Of course, Coffee Meets Bagel is battling a juggernaut in the form of the billion-dollar Match Group, which currently owns OkCupid, Tinder, PlentyofFish and Match, among others.

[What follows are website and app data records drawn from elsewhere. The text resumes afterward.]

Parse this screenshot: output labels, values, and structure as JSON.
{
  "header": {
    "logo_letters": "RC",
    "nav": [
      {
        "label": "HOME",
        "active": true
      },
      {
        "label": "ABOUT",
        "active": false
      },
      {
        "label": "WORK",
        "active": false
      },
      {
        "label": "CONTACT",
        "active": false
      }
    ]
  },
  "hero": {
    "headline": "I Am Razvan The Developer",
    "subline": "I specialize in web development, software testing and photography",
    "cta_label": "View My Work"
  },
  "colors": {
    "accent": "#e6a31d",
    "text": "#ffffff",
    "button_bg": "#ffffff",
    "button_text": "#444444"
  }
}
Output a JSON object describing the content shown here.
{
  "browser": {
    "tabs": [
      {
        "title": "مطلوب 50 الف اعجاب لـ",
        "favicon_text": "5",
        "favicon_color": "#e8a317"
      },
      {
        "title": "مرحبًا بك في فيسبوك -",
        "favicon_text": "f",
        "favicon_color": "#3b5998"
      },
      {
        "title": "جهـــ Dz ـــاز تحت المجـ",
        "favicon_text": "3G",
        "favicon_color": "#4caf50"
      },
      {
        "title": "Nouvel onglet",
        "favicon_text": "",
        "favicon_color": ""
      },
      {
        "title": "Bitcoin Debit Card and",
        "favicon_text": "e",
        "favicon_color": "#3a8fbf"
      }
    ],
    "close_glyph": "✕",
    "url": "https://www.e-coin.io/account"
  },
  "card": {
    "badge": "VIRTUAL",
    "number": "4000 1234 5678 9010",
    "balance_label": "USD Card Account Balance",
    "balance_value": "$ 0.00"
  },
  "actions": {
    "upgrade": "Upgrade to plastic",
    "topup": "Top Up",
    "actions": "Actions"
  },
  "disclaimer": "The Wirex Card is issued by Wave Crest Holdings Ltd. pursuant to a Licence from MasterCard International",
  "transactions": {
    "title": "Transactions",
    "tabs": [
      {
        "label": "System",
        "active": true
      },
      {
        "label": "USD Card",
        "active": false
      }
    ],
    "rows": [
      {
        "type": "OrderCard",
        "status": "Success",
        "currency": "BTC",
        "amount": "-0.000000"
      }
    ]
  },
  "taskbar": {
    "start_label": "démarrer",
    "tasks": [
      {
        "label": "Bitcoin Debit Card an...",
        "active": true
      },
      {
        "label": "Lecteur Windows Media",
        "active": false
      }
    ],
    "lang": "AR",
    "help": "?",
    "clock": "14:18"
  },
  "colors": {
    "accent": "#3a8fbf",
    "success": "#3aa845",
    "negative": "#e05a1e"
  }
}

According to the company, this latest round will drive investments into more CMB Experiences along with international expansion for the service, along with other “product innovation.” 

Co-CEO Arum Kang also notes that the Series B brings a number of VC firms with “prominent female investors,” including Gingerbread Capital. “We’re excited for the next phase of Coffee Meets Bagel, and are pleased to have some wonderful international and female investors on board,” Kang says in a release tied to the news. “Given our focus on female experience, it was very important that we have a female perspective at the investor level.”

Source: Tech Crunch

Airbnb CEO said company will ‘be ready to IPO next year’ but might not

Airbnb brings in billions of dollars of revenue annually and is profitable on an EBITDA basis, so many wonder if and when the home-sharing company will go public. At the Code Conference today, Airbnb CEO Brian Chesky said the company will “be ready to IPO next year, but I don’t know if we will.”

He added that he wants to make sure it’s a major benefit to the company when Airbnb does go public. Following some more probing, Chesky said he has “no issues with [going public] at all. It could happen.”

Meanwhile, Airbnb has been struggling from a regulatory standpoint since at least 2010. Specifically, San Francisco and New York are two of the most difficult cities from a regulatory standpoint, Chesky said.

In New York, for example, there has been a standstill since 2010. At this point, Chesky said he expects it to take a few more years to overcome the challenge in New York.

“It doesn’t seem like the end is in sight with that challenge,” Chesky said. That challenge, Chesky said, involves the hotel industry and unions that “have galvanized people in these perpetual battles.”

Another general critique of Airbnb is its effect on rising rent costs and displacement. Chesky added that if it was simply a business decision, “it probably wouldn’t be worth it to stay there” in New York. But Chesky said there are hosts who have come to rely on Airbnb to earn income.

At Code, Chesky also touted Airbnb’s experiences product and how it’s growing 10x faster than its homes product. Airbnb Experiences sees 1.5 million bookings a year, Chesky said. Experiences, which Airbnb started testing in 2014 and officially launched in 2016, is Airbnb’s product that helps travelers find things to do in cities throughout the world.

When it first launched, Airbnb didn’t verify the experiences, but after some bad experiences, Airbnb has started verifying them.

“They’re doing incredibly well,” Chesky said. He added that the “experience economy” is growing and “there will probably be a massive economy around experiences.”

Source: Tech Crunch

Google Calendar now lets you add a message when you change an event

Google is adding a small but useful feature to Google Calendar. Starting today, when you change or delete an event, a dialog box now pops up that allows you to attach a short message to the event to explain why you are making the change and what’s changing.

Here is how this new feature will work: When you make a change, a dialog box will pop up and allow you to enter a message for your guests. On the event page in Google Calendar itself — and in the email that alerts your guests of the change — that message will then appear at the top of the event details section.

I’m guessing that at least half of the calendar invites I get change a few times before I actually get on the call. It’s generally unclear what has changed, though. The new dialog box appears automatically, so far more people will now explain their changes than before.

It’s nothing fancy and it’s actually a surprise that Google hasn’t done this before, but chances are that people will be using it all day long.

This new feature is now rolling out to all G Suite users and should be available to everybody (no matter whether their admins have them on the rapid release or schedule release schedule) within the next three days.

Source: Tech Crunch